> [Work task]
Show, in full, each line of the data that contains "author".

> [Entries shown]
◇ ◇ ◇
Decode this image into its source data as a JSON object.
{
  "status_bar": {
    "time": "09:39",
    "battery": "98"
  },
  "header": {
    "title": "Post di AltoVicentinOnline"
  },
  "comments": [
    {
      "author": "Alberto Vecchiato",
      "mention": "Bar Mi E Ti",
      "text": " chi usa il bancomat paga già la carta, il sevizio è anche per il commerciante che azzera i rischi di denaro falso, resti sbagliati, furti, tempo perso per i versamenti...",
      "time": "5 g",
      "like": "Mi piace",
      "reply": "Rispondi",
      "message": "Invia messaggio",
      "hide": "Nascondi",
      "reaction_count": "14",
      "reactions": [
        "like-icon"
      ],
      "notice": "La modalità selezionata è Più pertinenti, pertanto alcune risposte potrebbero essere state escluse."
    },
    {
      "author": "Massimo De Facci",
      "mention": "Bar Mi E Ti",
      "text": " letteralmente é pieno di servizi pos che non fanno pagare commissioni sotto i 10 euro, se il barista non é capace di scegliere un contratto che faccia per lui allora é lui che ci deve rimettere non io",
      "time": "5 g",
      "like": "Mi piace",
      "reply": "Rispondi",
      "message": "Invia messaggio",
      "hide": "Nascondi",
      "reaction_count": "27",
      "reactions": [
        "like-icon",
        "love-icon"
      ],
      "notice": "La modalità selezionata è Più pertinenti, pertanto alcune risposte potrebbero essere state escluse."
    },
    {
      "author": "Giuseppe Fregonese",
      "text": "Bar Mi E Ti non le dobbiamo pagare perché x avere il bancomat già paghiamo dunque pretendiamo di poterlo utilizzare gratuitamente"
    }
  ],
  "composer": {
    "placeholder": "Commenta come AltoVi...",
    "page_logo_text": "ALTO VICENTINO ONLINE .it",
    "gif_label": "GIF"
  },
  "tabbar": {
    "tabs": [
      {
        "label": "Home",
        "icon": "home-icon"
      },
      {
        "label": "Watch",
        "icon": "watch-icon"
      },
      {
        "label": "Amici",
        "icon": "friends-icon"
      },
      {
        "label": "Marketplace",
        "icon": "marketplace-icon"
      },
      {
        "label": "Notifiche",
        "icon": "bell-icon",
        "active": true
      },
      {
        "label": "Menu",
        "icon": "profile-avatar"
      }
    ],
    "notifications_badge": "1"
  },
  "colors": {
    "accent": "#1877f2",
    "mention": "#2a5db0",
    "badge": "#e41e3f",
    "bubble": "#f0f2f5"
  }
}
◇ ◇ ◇
> [Written answer]
      "author": "Alberto Vecchiato",
      "author": "Massimo De Facci",
      "author": "Giuseppe Fregonese",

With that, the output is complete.